About the subscription model, his analogy is... "you don't own your television programming either but you still consume it". MusicNet is handling the backend with internally developed front-end.
Tuesday, May 10, 2005
Monday, May 09, 2005
Thursday, May 05, 2005
"But despite trying with two IRiver H10 MP3 players, two Rhapsody accounts, and two PCs, and getting suggestions from Real engineers, I was never able to transfer any Rhapsody track I hadn't bought outright onto a portable player. For me, at any rate, Rhapsody To Go just didn't work."
End with this?
I'm still prepared to love the new Rhapsody--if Real can get the portable subscription service to work. In the meantime, it's a fine service for people who don't mind being tied to a PC to listen to their music. If you really can't wait to take your subscription music with you, though, I'd suggest trying the imperfect but functional Napster to Go service for now.
"The most impressive thing about these 'social networks' is that the recommendations are rarely wrong. The huge number of users who have signed up for these services ensures that recommendations are spot-on most of the time. Having tried most of these services, I have a feeling that we have not yet seen the true potential of online recommendation engines. How about marrying one of these recommendation services with a subscription music service like Napster? That would guarantee that all the music on my Creative Zen suits my tastes, even if I'm not familiar with the artists or songs. "
Tuesday, May 03, 2005
"That actually leads to my next question about home entertainment and the PC. Microsoft has a lot of behind the scenes initiatives right now, but what do you think the relationship is between the Media Center PC and then something like Foundation, Microsoft's software for set-top boxes?

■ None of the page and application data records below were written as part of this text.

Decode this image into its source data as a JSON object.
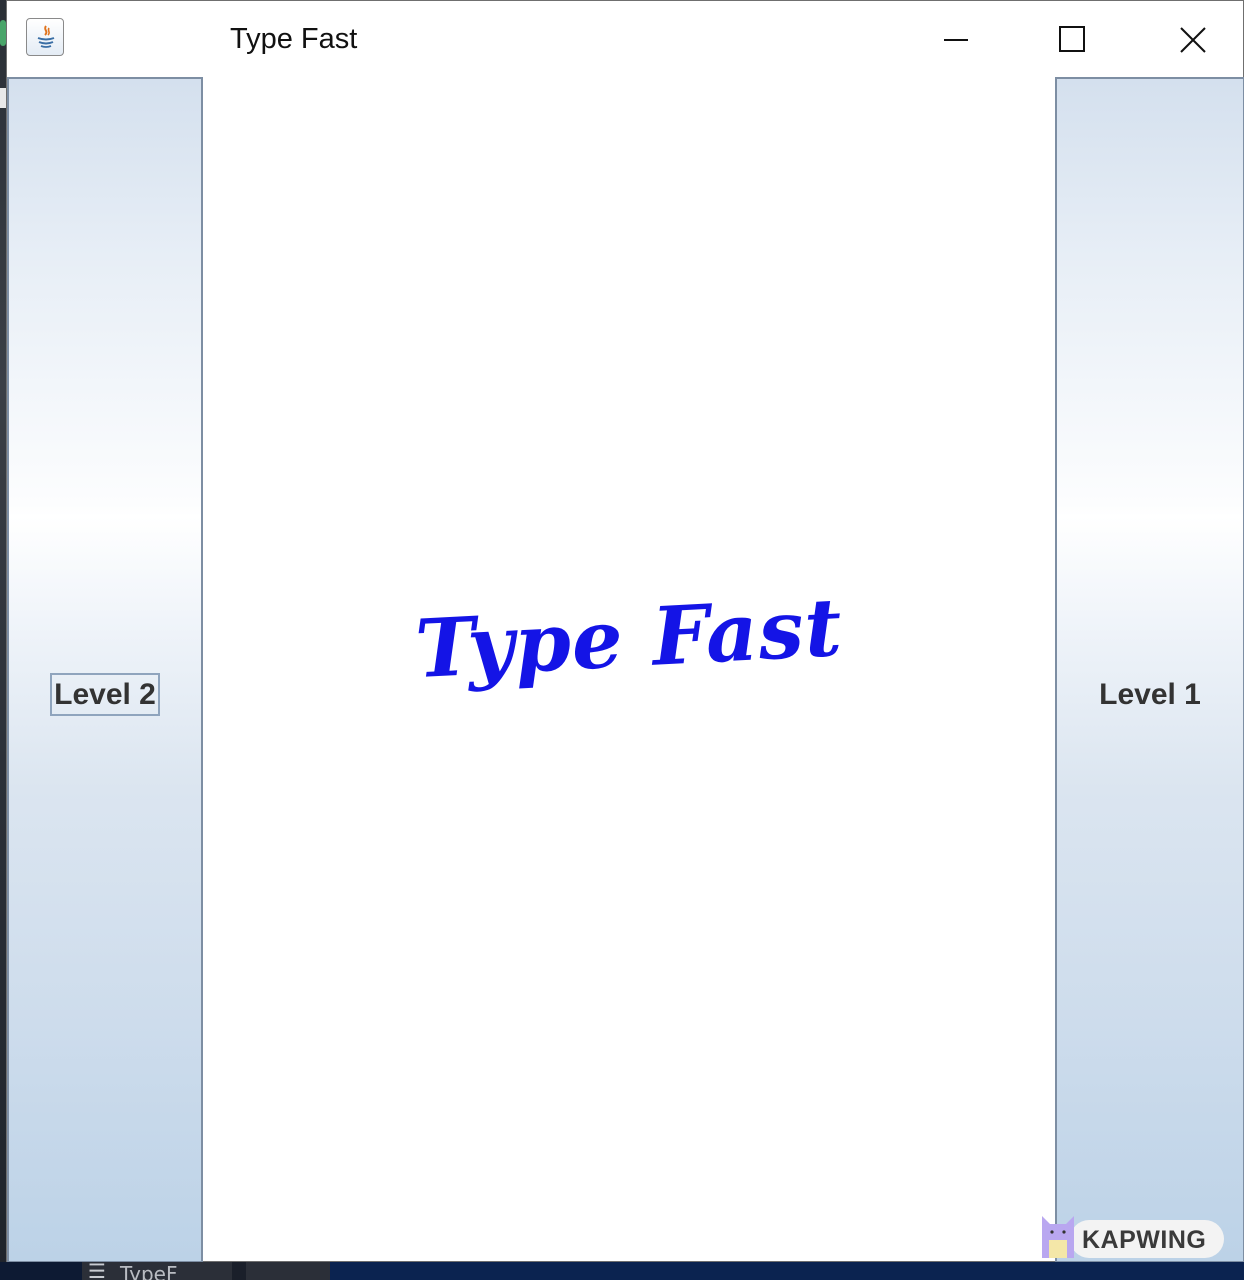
{
  "window": {
    "title": "Type Fast"
  },
  "buttons": {
    "left_label": "Level 2",
    "right_label": "Level 1"
  },
  "main": {
    "heading": "Type Fast",
    "heading_color": "#1414e6"
  },
  "taskbar": {
    "task_label": "TypeF"
  },
  "watermark": {
    "text": "KAPWING"
  }
}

Let me try to be succinct about this. In the home you're going to have a variety of devices. So you'll have a set-top box which you can think of as kind of the simplest device. It will clearly be able to handle digital rights management and deal with high definition digital video. And then you'll have something like a video game that will be a superset of that. And so, for example, Xenon is more powerful than any next-generation set-top box and it can be used as a set-top box, but obviously it can do a lot more than that; you can run the entertainment and other software there.
Then you have a Media Center PC that's even beyond that in terms of storage and the kind of ecosystem that exists in the PC world. And so in the case of the set-top box you typically would store the video back on the server, either the Media Center server in the home, or the your video provider server back at the head-end. And that does have an advantage over sticking a hard disk on everything because you don't even have to think about recording something [ahead of time]. The old shows are just there. There are various rights issues to work out on this, but we've got the user interface and IPTV gives you the ability to watch a show anytime you want without having planned that before the show's aired or having this hard disk in your living room. You shouldn't have to have that."
"But what if someone doesn't have a Media Center PC, will the Xbox have some of that same functionality?
It won't be a Media Center PC, so there's some things you won't be able to do. You'll be able to do a lot of media things including storing music, playing music, connect up your player. There's an overall media vision, and we certainly see households that just have Xenons in them, and we see households that have normal PCs and Xenons, and we see households that have media center PCs and Xenons. We're going to make all those do what you'd expect."
The wide-ranging deal includes Chevy sponsoring the popular AOL Music Sessions its live, in-studio..."